Max Frisch – Sketchbooks 1966-1971 // I bought this book back in school because one of his novels was presented in German class and I got into his novels after that. His sketches are a combination of ideas for his novels or even whole short stories, diary entries and questionnaires. The latter were thought provoking and made me actually stop and think about the answers I would give. His diary entries on the other hand gave an interesting look into the time of the Cold War and how this influenced the arts. Frisch as a Swiss had a neutral position and visited countries from both sides quite regularly but was often met with suspicion from the socialists.
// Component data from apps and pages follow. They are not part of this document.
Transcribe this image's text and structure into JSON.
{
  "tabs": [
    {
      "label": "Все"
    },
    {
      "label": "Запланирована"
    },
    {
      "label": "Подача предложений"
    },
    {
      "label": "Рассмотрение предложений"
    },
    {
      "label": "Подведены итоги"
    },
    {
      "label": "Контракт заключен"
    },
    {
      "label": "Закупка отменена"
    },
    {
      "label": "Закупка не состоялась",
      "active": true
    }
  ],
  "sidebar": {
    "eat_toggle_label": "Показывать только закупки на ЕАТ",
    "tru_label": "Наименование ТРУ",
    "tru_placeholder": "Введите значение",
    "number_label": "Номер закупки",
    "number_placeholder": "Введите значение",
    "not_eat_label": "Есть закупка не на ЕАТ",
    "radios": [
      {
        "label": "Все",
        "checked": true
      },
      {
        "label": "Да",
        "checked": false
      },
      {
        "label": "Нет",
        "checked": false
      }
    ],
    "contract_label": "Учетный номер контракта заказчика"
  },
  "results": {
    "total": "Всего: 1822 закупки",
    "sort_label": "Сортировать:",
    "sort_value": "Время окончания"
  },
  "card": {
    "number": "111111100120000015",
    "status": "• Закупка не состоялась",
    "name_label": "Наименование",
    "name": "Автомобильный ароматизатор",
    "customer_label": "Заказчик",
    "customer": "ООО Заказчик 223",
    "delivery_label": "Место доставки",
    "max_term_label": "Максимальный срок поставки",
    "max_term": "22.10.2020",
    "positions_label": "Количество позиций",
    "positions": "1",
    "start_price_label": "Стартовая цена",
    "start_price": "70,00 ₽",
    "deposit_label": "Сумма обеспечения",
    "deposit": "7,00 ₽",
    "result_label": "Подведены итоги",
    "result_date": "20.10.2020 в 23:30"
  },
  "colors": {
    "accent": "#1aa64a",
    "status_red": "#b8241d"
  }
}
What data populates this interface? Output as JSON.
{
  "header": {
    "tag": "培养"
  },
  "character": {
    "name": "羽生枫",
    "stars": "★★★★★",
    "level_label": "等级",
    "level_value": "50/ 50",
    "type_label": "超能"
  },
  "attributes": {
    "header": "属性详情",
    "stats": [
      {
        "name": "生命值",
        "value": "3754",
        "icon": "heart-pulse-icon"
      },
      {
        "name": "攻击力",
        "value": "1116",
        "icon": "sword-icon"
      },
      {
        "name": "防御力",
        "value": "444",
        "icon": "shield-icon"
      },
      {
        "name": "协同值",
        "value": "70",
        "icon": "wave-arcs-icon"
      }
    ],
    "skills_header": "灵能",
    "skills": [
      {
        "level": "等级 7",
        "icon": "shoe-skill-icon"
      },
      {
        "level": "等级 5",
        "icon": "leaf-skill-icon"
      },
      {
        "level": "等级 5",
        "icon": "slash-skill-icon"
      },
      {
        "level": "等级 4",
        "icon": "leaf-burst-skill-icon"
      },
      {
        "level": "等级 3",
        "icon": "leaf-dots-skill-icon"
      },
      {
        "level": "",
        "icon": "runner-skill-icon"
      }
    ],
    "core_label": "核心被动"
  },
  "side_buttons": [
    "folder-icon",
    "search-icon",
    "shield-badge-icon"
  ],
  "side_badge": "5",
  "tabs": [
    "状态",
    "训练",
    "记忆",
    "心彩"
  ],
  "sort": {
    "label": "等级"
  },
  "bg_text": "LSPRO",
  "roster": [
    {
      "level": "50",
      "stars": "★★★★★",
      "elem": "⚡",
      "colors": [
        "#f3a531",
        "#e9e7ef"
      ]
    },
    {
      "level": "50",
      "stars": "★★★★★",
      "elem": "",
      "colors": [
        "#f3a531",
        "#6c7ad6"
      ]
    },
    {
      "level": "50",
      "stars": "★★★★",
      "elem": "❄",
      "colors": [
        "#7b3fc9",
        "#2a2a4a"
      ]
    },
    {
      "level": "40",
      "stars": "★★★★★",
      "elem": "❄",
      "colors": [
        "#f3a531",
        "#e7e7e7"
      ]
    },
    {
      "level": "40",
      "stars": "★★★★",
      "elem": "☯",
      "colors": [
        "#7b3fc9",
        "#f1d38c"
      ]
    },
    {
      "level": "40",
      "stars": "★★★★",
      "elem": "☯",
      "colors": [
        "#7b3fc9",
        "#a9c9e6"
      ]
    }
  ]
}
Julian Fellows – Belgravia // Julian Fellows is the creative mind behind Downton Abbey and his new novel seemed like the something to fix the gap the series final left (Although I’m still stuck somewhere in season 4). Unfortunately, Belgravia couldn’t fullfill my expectations. We follow a merchant family that manages to secure some really good projects and friends after the Napoleonic war and rises on the social ladder. But their past catches up with them and the intricacies of social norm and the arrogance of old aristocratic families threatens to destroy their lives.  It’s similar enough to Downton Abbey but the story is too dramatic, especially in the end.

Madeleine Roux – Asylum // Asylum has been on my Amazon Wishlist for years and years and when I found it in my local library I had to take it out. It was promised as an even darker pendant to Miss Peregrine’s Home for Peculiar Children as it also has a creepy storyline and realistic photographs in the book. Dan Crawford is spending his summer at the New Hampshire College Prep Program which is housed in a former asylum. But the past won’t stay quiet any longer and soon people start to get hurt. I guess that the story can be quite scary for younger audiences and it was a quick read but the characters were rather flat and the actions and dialogues seemed forced. I’m glad I can take it of my wishlist now and I will not be continuing with the series.
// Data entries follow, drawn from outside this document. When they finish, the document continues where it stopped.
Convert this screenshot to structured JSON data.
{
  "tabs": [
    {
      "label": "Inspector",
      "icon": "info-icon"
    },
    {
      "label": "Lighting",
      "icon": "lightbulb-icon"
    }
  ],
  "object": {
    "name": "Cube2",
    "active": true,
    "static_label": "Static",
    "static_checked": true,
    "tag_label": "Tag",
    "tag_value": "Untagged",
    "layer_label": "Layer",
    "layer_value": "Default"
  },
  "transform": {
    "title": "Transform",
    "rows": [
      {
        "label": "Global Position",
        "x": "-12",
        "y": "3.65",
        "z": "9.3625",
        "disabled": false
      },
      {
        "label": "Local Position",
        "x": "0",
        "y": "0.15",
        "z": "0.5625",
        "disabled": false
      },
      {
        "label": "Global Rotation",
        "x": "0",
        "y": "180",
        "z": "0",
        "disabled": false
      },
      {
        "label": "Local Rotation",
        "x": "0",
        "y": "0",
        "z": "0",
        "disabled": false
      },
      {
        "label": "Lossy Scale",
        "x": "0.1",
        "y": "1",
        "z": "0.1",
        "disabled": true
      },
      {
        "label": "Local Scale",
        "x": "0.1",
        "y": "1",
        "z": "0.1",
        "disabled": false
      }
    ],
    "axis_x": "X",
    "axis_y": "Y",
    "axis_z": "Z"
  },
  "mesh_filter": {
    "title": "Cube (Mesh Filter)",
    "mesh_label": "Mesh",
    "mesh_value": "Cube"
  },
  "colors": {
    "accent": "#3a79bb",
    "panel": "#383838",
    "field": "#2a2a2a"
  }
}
Betty Smith – A Tree Grows in Brooklyn // A book from the Rory Gilmore Reading Challenge list. We follow Francie who is growing up in 1930’s New York as a second-generation Irish immigrant. Her life is marked by the poverty of her parents, the prejudice of society and her own wish to learn and get something more from life. It reminded me a lot of Elena Ferrante’s Neapolitain series of which I have only read the first book so far but I enjoyed both novels a lot.

Emily St. John Mandel – Station Eleven // After a pandemic hit the world about 20 years ago, society finally seems to rebuild itself. Kirsten is part of a theatre group that is moving from settlement to settlement with Shakespeare’s plays to entertain people. The story jumps back and forth between different characters and shows how their pasts and presents intertwine. The novel is not as action packed as other post-apocalyptic/dystopian stories but uses similar topics and tropes. It was good but not standing out enough to recommend it between all other novels from the genre I’ve read so far.

Georges Perec – A Void // Probably one of the most unusual books I have ever read. A group of people is brought together by fate and tries to unravel the mysteries behind the disappearance of a mutual friend. The book is written entirely without the letter „e“ which makes the choice of words artistic but also peculiar and hard to read. Nothing I would read again but certainly one of a kind.